I added just a little bit of red to the highlights. For the really bright highlight I move it more to yellow, since yellow is a nice addition to highlights of every color.
Another example. If you have Green, make the shading more blue and the lighting more yellow.
I could go on, because it's not as simple as that, since the way you color things determines how the texture of that object appears. But that is for another post.
Here is some more coloring and shading, notice that each piece of coloring helps enhance the way you perceive texture.
Here is a close up of the flower ornament. Notice that the base color was yellow, but I added a bunch of different colors to make it more rich.

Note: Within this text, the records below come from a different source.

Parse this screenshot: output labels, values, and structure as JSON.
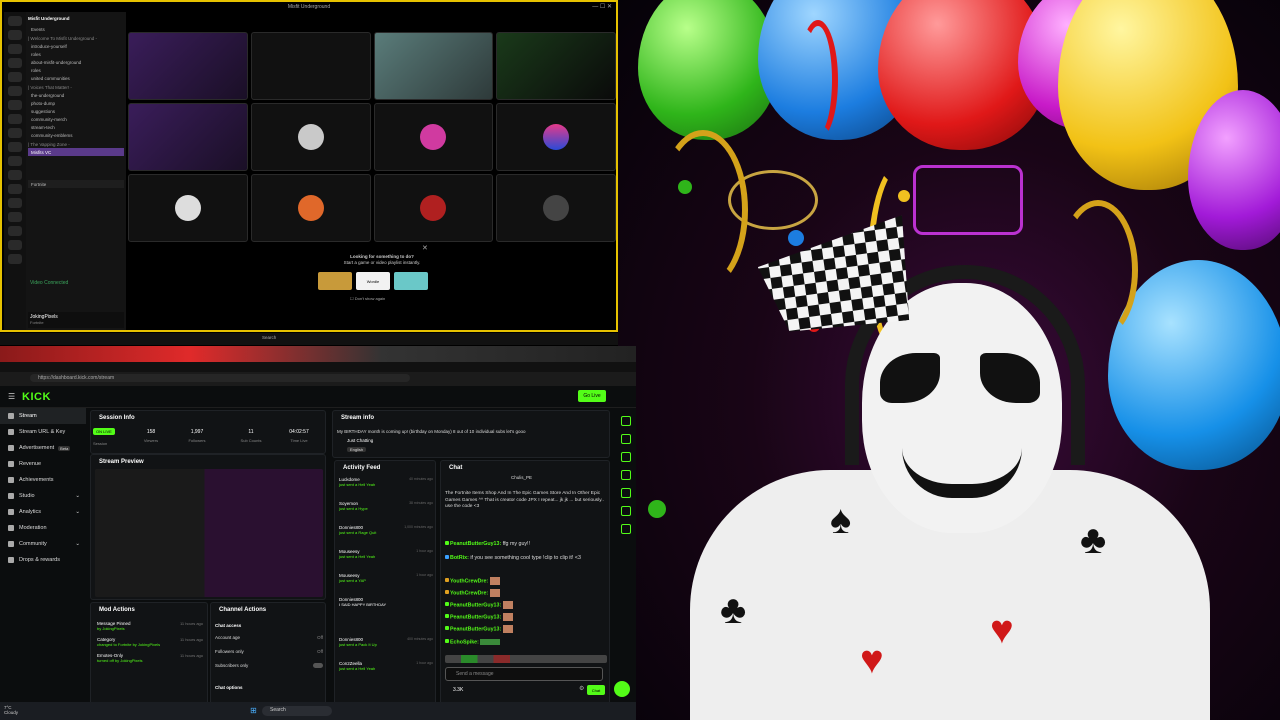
{
  "discord": {
    "window_title": "Misfit Underground",
    "server_name": "Misfit Underground",
    "sidebar_items": [
      "Events",
      "| Welcome To Misfit Underground -",
      "introduce-yourself",
      "roles",
      "about-misfit-underground",
      "roles",
      "united communities",
      "| Voices That Matter! -",
      "the-underground",
      "photo-dump",
      "suggestions",
      "community-merch",
      "stream-tech",
      "community-emblems",
      "| The Vapping Zone -",
      "Misfits VC"
    ],
    "status_text": "Fortnite",
    "voice_status": "Video Connected",
    "user_name": "JokingPixels",
    "user_status": "Fortnite",
    "empty_prompt_title": "Looking for something to do?",
    "empty_prompt_sub": "Start a game or video playlist instantly.",
    "activity_buttons": [
      "",
      "Wordle",
      ""
    ],
    "dont_show": "Don't show again",
    "taskbar_search": "Search"
  },
  "browser": {
    "url": "https://dashboard.kick.com/stream"
  },
  "kick": {
    "logo": "KICK",
    "go_live": "Go Live",
    "nav": [
      {
        "label": "Stream",
        "active": true,
        "badge": ""
      },
      {
        "label": "Stream URL & Key",
        "active": false,
        "badge": ""
      },
      {
        "label": "Advertisement",
        "active": false,
        "badge": "Beta"
      },
      {
        "label": "Revenue",
        "active": false,
        "badge": ""
      },
      {
        "label": "Achievements",
        "active": false,
        "badge": ""
      },
      {
        "label": "Studio",
        "active": false,
        "badge": ""
      },
      {
        "label": "Analytics",
        "active": false,
        "badge": ""
      },
      {
        "label": "Moderation",
        "active": false,
        "badge": ""
      },
      {
        "label": "Community",
        "active": false,
        "badge": ""
      },
      {
        "label": "Drops & rewards",
        "active": false,
        "badge": ""
      }
    ],
    "session": {
      "title": "Session Info",
      "live": "ON LIVE",
      "stats": [
        {
          "value": "158",
          "label": "Viewers"
        },
        {
          "value": "1,997",
          "label": "Followers"
        },
        {
          "value": "11",
          "label": "Sub Counts"
        },
        {
          "value": "04:02:57",
          "label": "Time Live"
        }
      ],
      "session_label": "Session"
    },
    "preview": {
      "title": "Stream Preview"
    },
    "mod_actions": {
      "title": "Mod Actions",
      "rows": [
        {
          "title": "Message Pinned",
          "sub": "by JokingPixels",
          "time": "11 hours ago"
        },
        {
          "title": "Category",
          "sub": "changed to Fortnite by JokingPixels",
          "time": "11 hours ago"
        },
        {
          "title": "Emotes-Only",
          "sub": "turned off by JokingPixels",
          "time": "11 hours ago"
        }
      ]
    },
    "channel_actions": {
      "title": "Channel Actions",
      "chat_access": "Chat access",
      "rows": [
        {
          "label": "Account age",
          "value": "Off"
        },
        {
          "label": "Followers only",
          "value": "Off"
        },
        {
          "label": "Subscribers only",
          "value": ""
        }
      ],
      "chat_options": "Chat options"
    },
    "stream_info": {
      "title": "Stream info",
      "stream_title": "My BIRTHDAY month is coming up! (birthday on Monday) 8 out of 10 individual subs let's gooo",
      "category": "Just Chatting",
      "language": "English"
    },
    "activity": {
      "title": "Activity Feed",
      "items": [
        {
          "user": "Luckdome",
          "what": "just sent a Hell Yeah",
          "time": "40 minutes ago"
        },
        {
          "user": "Soyemon",
          "what": "just sent a Hype",
          "time": "38 minutes ago"
        },
        {
          "user": "Donnies800",
          "what": "just sent a Rage Quit",
          "time": "1,000 minutes ago"
        },
        {
          "user": "Mouseesy",
          "what": "just sent a Hell Yeah",
          "time": "1 hour ago"
        },
        {
          "user": "Mouseesy",
          "what": "just sent a YAP",
          "time": "1 hour ago"
        },
        {
          "user": "Donnies800",
          "what": "I SAID HAPPY BIRTHDAY",
          "time": ""
        },
        {
          "user": "Donnies800",
          "what": "just sent a Pack It Up",
          "time": "400 minutes ago"
        },
        {
          "user": "Con2Zeella",
          "what": "just sent a Hell Yeah",
          "time": "1 hour ago"
        }
      ]
    },
    "chat": {
      "title": "Chat",
      "pinned_user": "Chulis_PE",
      "pinned_text": "The Fortnite Items Shop And In The Epic Games Store And In Other Epic Games Games ^^ That is creator code JPX I repeat... jk jk ... but seriously.. use the code <3",
      "messages": [
        {
          "user": "PeanutButterGuy13:",
          "text": "ffg my guy!!",
          "color": "#53fc18"
        },
        {
          "user": "BotRix:",
          "text": "if you see something cool type !clip to clip it! <3",
          "color": "#53fc18"
        },
        {
          "user": "YouthCrewDre:",
          "text": "",
          "color": "#53fc18"
        },
        {
          "user": "YouthCrewDre:",
          "text": "",
          "color": "#53fc18"
        },
        {
          "user": "PeanutButterGuy13:",
          "text": "",
          "color": "#53fc18"
        },
        {
          "user": "PeanutButterGuy13:",
          "text": "",
          "color": "#53fc18"
        },
        {
          "user": "PeanutButterGuy13:",
          "text": "",
          "color": "#53fc18"
        },
        {
          "user": "EchoSpike:",
          "text": "",
          "color": "#53fc18"
        }
      ],
      "input_placeholder": "Send a message",
      "viewer_count": "3.3K",
      "send_label": "Chat"
    }
  },
  "taskbar": {
    "search": "Search",
    "weather_temp": "7°C",
    "weather_text": "Cloudy"
  },
  "colors": {
    "kick_green": "#53fc18",
    "discord_border": "#e6c200"
  }
}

Thanks to my reference, I've learned how to do some subtle color variations in my fabrics.
Some more close-ups. Notice the textures. What material do you think each piece looks like?
Does the hair look like hair? Does the sakura ornament look like glass or metal?
What about the fan or the marbles? Does the cloth in the bun look like cloth?
Also think about why they look that way, look at how the color helps make the connection.
Here is the soft skin. Isn't it pretty? The whites of the eyes are not exactly white, they are off-white. Could you imagine if our eyes were pure white. Creepy. This also helps emphasize that her make-up is very white.
Step 8: Texture
So I talked a lot about using color to create texture, but color can only go so far. That is where actual textures comes in. For this piece, I used mostly fabric textures, because I can't recreate them with brushes.
Using textures is a little more complicated to explain actually, and I'm not sure if I should explain it all here, since this is already becoming quite a long post. Instead I'll just give you a quick tip.
Quick Tip: A lot of textures I use come from photos. It is a good idea to take pictures yourself and create a texture library. Textures can also be made by making custom brushes in Photoshop. The more textures you create yourself, the more your work will be completely yours.
If enough people are interested, I might do a post on working with textures, so let me know.
Look at how pretty the kimonos came out. How nice.
Step 9: Finishing Touches / Critiques
Here it is. FINISHED. I tweaked the colors a little more, and made stronger highlights where needed. There were still a few things I couldn't quite put my finger on, so I had some people critique it for me. Here were the kind of suggestions I got.
"The skin is too purple" -Real life Creative Director
"Make the lines on the flower ornament thicker." -Classmate
"Make the fan look more like it fits into the hair." -Same classmate
"Add an amazing background." -Chapo
So I did all that. The last one though, I'll probably be working on this summer.
Yeah, I'm not done with this piece quite yet. ha Ha!
Quick Tip: Critiques are important, but don't ask for them from someone who won't be honest with you. Your work isn't perfect, it'll never be perfect, there will usually be something to improve, it just depends how far you want to take it.
Critiques are one of the best things to help you improve, because more often than not, people do stuff wrong because they are unaware that they are doing it wrong. So find someone who will point out the stuff you do right, but also the stuff that you do wrong.
Finally Step 10: PRINTING
Thanks to Chapo, who works at Pima's Service Bureau, I was able to print my art really big!
Quick Tip: Production and printing is the most technical of all steps, I'm not even going to go into because it is very boring. But if you are serious about being a digital artist, you would do good to learn your production! If you ever get into the business of digital art, you will more than likely work with production at some point. If anything, knowing how to set up a piece for print will make whoever does your printing very happy.
People that don't know how to set up their prints are the lamest of lame.
So I hope you all learned a thing or two about what it takes to do a digital illustration, or at least have a new appreciation for everything that goes into doing my little doodles.
I did a lot of work this semester, so I will have a lot more updates, please stop by again soon and check it out.